Some tiles were corrupted:



But sometimes background was perfect:


I was pretty sure problem was around the custom '55' @D19, it had been reflowed before so I probed each pin when pin 82 would give me connection with two traces going to the custom chip. In fact pins 81 (ground) and 82 (data signal) were bridged by an almost invisible solder bridge. I removed it and could finally enjoy the game:





Game fixed.


24 Apr 2019

Wonder Boy - Sega 1986 (repair log)

Game was a conversion but not sure if official or not:
- game has 2 Sega daughterboards
- labels are handwritten
- program ROMs match the encrypted wboy romset

Anyway, sprites had horizontal bars over them:



I dumped the sprite ROMs but they checked ok, then reseated the associated daughterboard with no result.
So I followed the sprite generation circuit from IC to IC finding nothing obvioulsy wrong.
This is where I reached the 6 DRAMs used for sprites. They were AM2148 devices, known to generate a lot of heat, however two of them remained cold (IC13/IC33): to me that indicated those two chips were doing nothing.
I pulled them and installed fresh ones (much faster though being 35ns were original ones were 70ns) and sprite issue was cleared:




Lisenced... Clearly asking for a legal loophole.

I ended the repair by testing all inputs and sound and confirmed there wasn't any other problem with the board.
Game fixed.


17 Apr 2019

Ikari III: The Rescue - SNK 1989 (repair log)

Game got stuck on the memory test screen with palette error C4 and sprite error P15.
I pulled both RAMs (6116 type for the palette, 6264 type for sprites) but they both tested good out of circuit.
As you can't rely 100% on out of circuit tests I installed 2 fresh chips on sockets: errors were still present.
By probing the RAM chips them I could see some signals were floating: board had few points of corrosion and a couple of traces got severed.
I patched them all and then board booted into game but only the very top of the screen was visible:



I continued my inspection of the board, testing continuity of each dodgy point when I found pin 12 of the LS367 @D7 was floating.
For once schematics were available (quite unexpected since Ikari III is a bit of an uncommon game) and from them I learned missing signal was AB11 (address signal buffered through a LS244). Again I patched the severed trace and fault vanished:




Game fixed.

P.S.: This game seems to accept rotary controls through additional connectors on the board but is also totally playable with a joystick from JAMMA inputs.

10 Apr 2019

Knuckle Bash - Toaplan 1993 (repair log)

An other filthy board.
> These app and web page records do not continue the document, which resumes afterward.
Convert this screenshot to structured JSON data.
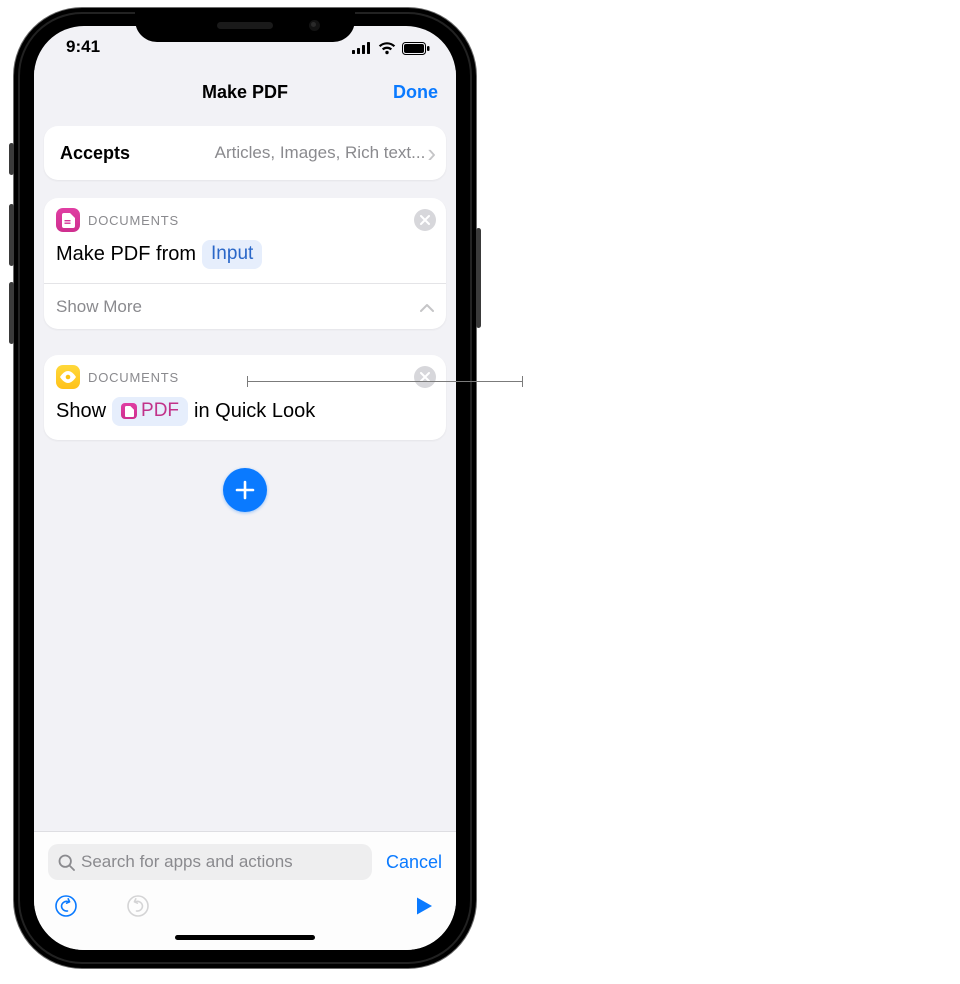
{
  "status": {
    "time": "9:41"
  },
  "nav": {
    "title": "Make PDF",
    "done": "Done"
  },
  "accepts": {
    "label": "Accepts",
    "value": "Articles, Images, Rich text..."
  },
  "action1": {
    "category": "DOCUMENTS",
    "prefix": "Make PDF from",
    "pill": "Input",
    "show_more": "Show More"
  },
  "action2": {
    "category": "DOCUMENTS",
    "prefix": "Show",
    "pill": "PDF",
    "suffix": "in Quick Look"
  },
  "search": {
    "placeholder": "Search for apps and actions",
    "cancel": "Cancel"
  }
}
But after a good bath in the garage sink it was much better:


Game booted with corrupted graphics, sound and controls were fine.





Since only part of the graphics were bad I thought of a ROM issue.
By having a quick look at the board layout I was sure graphic data were stored in the 4 big ROMs 3/4/5/6. I started by pulling ROM 5 to see if there was any change. There wasn't. Could I have found the issue so quickly?
Well, yes! Dump produced a file full of 0xff. I burnt a replacement in a 27C160 EPROM and graphics turned back to normal:




Game fixed.

3 Apr 2019

TMNT Turtles In Time - Konami 1991 (repair log)

I received this board as a gift, being warned it had a graphical fault.
Still, I was extremely grateful.

Game worked fine with the exception of jailbars over sprites:




One mask ROM had been replaced (flux used was probably not the best since it left a lot of residue, note to self: clean that) and few traces had been patched:





ROM test reported 2 bad:


Fortunately problem was simple, one via under one of the mask ROMs was corroded and connection between one data line from the mask ROMs and the sprite generator (custom chip) was lost. I redid the patching work and fixed the via by drilling a tiny hole in its middle and soldering the core of a very fine kynar wire in it, restoring connection between the two sides of the PCB:



Cowabunga! Game fixed.